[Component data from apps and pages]
---
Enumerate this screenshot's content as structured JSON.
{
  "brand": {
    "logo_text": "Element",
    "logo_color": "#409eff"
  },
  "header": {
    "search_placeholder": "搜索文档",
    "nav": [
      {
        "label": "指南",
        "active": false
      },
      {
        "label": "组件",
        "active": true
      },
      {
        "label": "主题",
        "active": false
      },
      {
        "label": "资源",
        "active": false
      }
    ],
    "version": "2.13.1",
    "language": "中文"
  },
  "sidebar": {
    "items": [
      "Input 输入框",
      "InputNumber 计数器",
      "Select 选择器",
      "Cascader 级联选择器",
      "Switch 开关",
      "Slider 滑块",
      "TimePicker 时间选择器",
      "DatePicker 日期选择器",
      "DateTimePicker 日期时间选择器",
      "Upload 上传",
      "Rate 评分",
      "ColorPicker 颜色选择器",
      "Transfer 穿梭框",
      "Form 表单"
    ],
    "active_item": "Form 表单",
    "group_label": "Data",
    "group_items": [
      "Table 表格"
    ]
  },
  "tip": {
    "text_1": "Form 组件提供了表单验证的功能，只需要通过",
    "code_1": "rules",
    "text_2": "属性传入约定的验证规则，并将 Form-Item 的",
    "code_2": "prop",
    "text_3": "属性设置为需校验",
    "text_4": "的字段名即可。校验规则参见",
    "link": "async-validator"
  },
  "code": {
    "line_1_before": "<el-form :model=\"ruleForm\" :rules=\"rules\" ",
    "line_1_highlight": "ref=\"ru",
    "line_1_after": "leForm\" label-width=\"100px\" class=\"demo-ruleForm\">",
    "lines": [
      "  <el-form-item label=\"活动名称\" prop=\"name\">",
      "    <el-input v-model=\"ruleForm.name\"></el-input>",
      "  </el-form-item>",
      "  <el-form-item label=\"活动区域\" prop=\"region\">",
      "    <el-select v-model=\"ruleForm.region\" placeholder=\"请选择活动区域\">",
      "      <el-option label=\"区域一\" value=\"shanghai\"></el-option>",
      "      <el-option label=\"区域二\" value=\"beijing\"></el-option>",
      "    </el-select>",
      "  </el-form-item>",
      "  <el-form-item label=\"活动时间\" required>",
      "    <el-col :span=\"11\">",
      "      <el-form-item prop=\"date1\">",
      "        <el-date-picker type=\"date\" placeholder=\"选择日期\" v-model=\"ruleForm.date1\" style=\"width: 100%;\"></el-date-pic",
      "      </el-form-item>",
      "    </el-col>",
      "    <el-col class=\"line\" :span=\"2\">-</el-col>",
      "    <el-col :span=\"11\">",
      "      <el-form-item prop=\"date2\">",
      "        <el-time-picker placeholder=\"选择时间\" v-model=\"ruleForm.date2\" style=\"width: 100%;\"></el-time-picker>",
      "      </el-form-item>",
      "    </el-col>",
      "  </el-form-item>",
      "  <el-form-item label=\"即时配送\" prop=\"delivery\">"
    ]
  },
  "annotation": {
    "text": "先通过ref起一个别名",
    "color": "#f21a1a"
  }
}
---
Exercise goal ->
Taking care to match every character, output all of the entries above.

Task response ->
Enumerate this screenshot's content as structured JSON.
{
  "brand": {
    "logo_text": "Element",
    "logo_color": "#409eff"
  },
  "header": {
    "search_placeholder": "搜索文档",
    "nav": [
      {
        "label": "指南",
        "active": false
      },
      {
        "label": "组件",
        "active": true
      },
      {
        "label": "主题",
        "active": false
      },
      {
        "label": "资源",
        "active": false
      }
    ],
    "version": "2.13.1",
    "language": "中文"
  },
  "sidebar": {
    "items": [
      "Input 输入框",
      "InputNumber 计数器",
      "Select 选择器",
      "Cascader 级联选择器",
      "Switch 开关",
      "Slider 滑块",
      "TimePicker 时间选择器",
      "DatePicker 日期选择器",
      "DateTimePicker 日期时间选择器",
      "Upload 上传",
      "Rate 评分",
      "ColorPicker 颜色选择器",
      "Transfer 穿梭框",
      "Form 表单"
    ],
    "active_item": "Form 表单",
    "group_label": "Data",
    "group_items": [
      "Table 表格"
    ]
  },
  "tip": {
    "text_1": "Form 组件提供了表单验证的功能，只需要通过",
    "code_1": "rules",
    "text_2": "属性传入约定的验证规则，并将 Form-Item 的",
    "code_2": "prop",
    "text_3": "属性设置为需校验",
    "text_4": "的字段名即可。校验规则参见",
    "link": "async-validator"
  },
  "code": {
    "line_1_before": "<el-form :model=\"ruleForm\" :rules=\"rules\" ",
    "line_1_highlight": "ref=\"ru",
    "line_1_after": "leForm\" label-width=\"100px\" class=\"demo-ruleForm\">",
    "lines": [
      "  <el-form-item label=\"活动名称\" prop=\"name\">",
      "    <el-input v-model=\"ruleForm.name\"></el-input>",
      "  </el-form-item>",
      "  <el-form-item label=\"活动区域\" prop=\"region\">",
      "    <el-select v-model=\"ruleForm.region\" placeholder=\"请选择活动区域\">",
      "      <el-option label=\"区域一\" value=\"shanghai\"></el-option>",
      "      <el-option label=\"区域二\" value=\"beijing\"></el-option>",
      "    </el-select>",
      "  </el-form-item>",
      "  <el-form-item label=\"活动时间\" required>",
      "    <el-col :span=\"11\">",
      "      <el-form-item prop=\"date1\">",
      "        <el-date-picker type=\"date\" placeholder=\"选择日期\" v-model=\"ruleForm.date1\" style=\"width: 100%;\"></el-date-pic",
      "      </el-form-item>",
      "    </el-col>",
      "    <el-col class=\"line\" :span=\"2\">-</el-col>",
      "    <el-col :span=\"11\">",
      "      <el-form-item prop=\"date2\">",
      "        <el-time-picker placeholder=\"选择时间\" v-model=\"ruleForm.date2\" style=\"width: 100%;\"></el-time-picker>",
      "      </el-form-item>",
      "    </el-col>",
      "  </el-form-item>",
      "  <el-form-item label=\"即时配送\" prop=\"delivery\">"
    ]
  },
  "annotation": {
    "text": "先通过ref起一个别名",
    "color": "#f21a1a"
  }
}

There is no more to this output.